Second Milberg Weiss Justice Fellow, same as the first? Bizarro-Overlawyered twists itself into contortions over the infamous $54 million Judge Pearson pants-suit. Cyrus Dugger’s replacement as Milberg Weiss Justice Fellow, Kia Franklin, recognizes that the anti-reform cause can’t be seen endorsing the patently-ridiculous lawsuit that is the laughingstock of the world. So, she dances over the issue: yes, this case is frivolous, but frivolous cases are rare, so there are no lessons to learn from the fact that a small business was forced to pay tens of thousands of dollars litigating an overbroad consumer-fraud claim, to the point that it was willing to pay $12,000 over a pair of pants to make the lawsuit go away and stop the financial bleeding.

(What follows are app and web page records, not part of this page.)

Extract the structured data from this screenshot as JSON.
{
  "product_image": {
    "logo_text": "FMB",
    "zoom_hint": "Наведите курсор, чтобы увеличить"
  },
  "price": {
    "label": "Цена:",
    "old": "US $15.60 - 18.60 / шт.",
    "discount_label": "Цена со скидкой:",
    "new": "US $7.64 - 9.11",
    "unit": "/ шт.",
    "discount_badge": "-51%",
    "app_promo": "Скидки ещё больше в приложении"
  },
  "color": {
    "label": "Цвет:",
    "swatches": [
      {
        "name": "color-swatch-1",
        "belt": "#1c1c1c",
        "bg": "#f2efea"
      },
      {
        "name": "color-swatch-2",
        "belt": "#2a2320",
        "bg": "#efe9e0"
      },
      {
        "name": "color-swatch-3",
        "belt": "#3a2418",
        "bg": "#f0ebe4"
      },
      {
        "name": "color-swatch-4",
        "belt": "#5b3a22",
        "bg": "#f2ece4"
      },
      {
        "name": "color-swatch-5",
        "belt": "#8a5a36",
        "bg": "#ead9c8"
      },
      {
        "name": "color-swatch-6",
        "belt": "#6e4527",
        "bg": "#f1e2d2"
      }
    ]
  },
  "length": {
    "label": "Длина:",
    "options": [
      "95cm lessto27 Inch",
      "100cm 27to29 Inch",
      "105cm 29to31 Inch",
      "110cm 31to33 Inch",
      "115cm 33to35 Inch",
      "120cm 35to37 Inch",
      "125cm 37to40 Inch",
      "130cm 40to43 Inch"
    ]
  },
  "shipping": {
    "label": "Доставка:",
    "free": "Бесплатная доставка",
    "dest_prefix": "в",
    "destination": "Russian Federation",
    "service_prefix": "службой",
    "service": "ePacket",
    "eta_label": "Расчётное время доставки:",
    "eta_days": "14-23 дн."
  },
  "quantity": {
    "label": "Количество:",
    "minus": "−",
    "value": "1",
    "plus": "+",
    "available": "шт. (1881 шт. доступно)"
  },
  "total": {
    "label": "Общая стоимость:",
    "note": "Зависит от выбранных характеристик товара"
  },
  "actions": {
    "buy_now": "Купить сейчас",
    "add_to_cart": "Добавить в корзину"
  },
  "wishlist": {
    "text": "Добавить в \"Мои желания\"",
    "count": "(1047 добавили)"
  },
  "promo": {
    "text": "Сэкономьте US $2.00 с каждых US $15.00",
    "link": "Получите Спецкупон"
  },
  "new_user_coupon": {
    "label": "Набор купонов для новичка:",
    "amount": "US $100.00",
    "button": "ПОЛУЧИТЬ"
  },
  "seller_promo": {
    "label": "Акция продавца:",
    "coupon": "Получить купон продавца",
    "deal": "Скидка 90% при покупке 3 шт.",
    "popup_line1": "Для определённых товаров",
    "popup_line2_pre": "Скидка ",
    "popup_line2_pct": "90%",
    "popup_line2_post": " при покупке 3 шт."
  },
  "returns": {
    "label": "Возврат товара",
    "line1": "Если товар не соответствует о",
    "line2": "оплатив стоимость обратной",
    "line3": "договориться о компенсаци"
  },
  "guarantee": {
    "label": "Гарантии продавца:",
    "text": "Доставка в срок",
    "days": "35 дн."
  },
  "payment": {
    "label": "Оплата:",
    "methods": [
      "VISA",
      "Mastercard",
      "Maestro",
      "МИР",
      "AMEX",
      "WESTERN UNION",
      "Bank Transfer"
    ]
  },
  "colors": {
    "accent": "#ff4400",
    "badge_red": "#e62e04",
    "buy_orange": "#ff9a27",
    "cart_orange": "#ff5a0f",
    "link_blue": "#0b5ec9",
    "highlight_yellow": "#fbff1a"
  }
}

Her evidence is a Public Citizen study—but she ignores our 2006 post noting that Public Citizen got its math wrong, and even distorts the distorted statistic beyond what Public Citizen claimed. (Public Citizen gerrymandered its claim to falsely say businesses were 69% more likely to be sanctioned for frivolousness than individual tort plaintiffs, but Franklin misreads that to say individuals, which is false even by Public Citizen’s numbers, which found by its own measure that individuals were sanctioned for frivolousness 86% more often than corporations. Note also the difference between the inaccurate “more likely” and “more often.”)
The really funny thing is that, under the Public Citizen narrow definition of “frivolous lawsuit” used in its study, Judge Pearson’s suit is not frivolous! When politicians speak of “frivolous” cases, they use it in the everyday English sense of “silly”: they mean the meritless cases, where, because of far-fetched legal theories, junk science, or overbroad liability rules, plaintiffs seek or realize recovery far beyond what makes good social policy—cases like Roy Pearson’s. Public Citizen’s study, however, in a typical litigation-lobby bait-and-switch (see, e.g., the Kerry/Edwards malpractice reform plan), defines “frivolous” with the narrow technical legal definition so that it can conclude (like Franklin) that frivolous litigation is “rare” and thus not a problem. (Amazing how many problems disappear when you assume them away.) The definition is so narrow that Pearson’s suit is outside of it: Pearson defeated motions to dismiss and for summary judgment, and received a $12,000 offer of judgment. (Pearson is apparently sufficiently emotionally troubled that he thinks he has a better shot seeking tens of millions from a couple of immigrant Korean dry cleaners than the thousands of dollars offered in settlement for a pair of pants, even though the judge who will be ruling on his case has given him plenty of hints that he has no hope of success.) The Pearson suit would have been excluded from Public Citizen’s count of frivolous suits for a second reason: Public Citizen ignored pro se lawsuits brought by attorneys like Pearson in its count of frivolous suits, as it had to to deflate the number of sanctions issued against individual tort plaintiffs and falsely claim that corporations are sanctioned more often.
We’re excited to see Franklin join the world of reformers and recognize that many more lawsuits are frivolous than what Public Citizen recognizes. We encourage her to read the data and arguments of those she mistakenly claims to oppose, and to scrutinize those she mistakenly thinks are her allies a bit more closely. Why is it alright for wealthy white trial lawyers to extort billions from big business using the same ad terrorem tactics (and even the same consumer-protection laws!) as a poor African-American pro se did to extort $12,000 from a small business? We encourage Franklin to examine the Association of Trial Lawyers of America’s racial double-standard.
And since Franklin agrees that the Pearson lawsuit is frivolous, we are eager to hear how she would define a frivolous lawsuit, and hope that she uses that definition consistently for both the Milberg Weisses of the world as well as African-American city employees.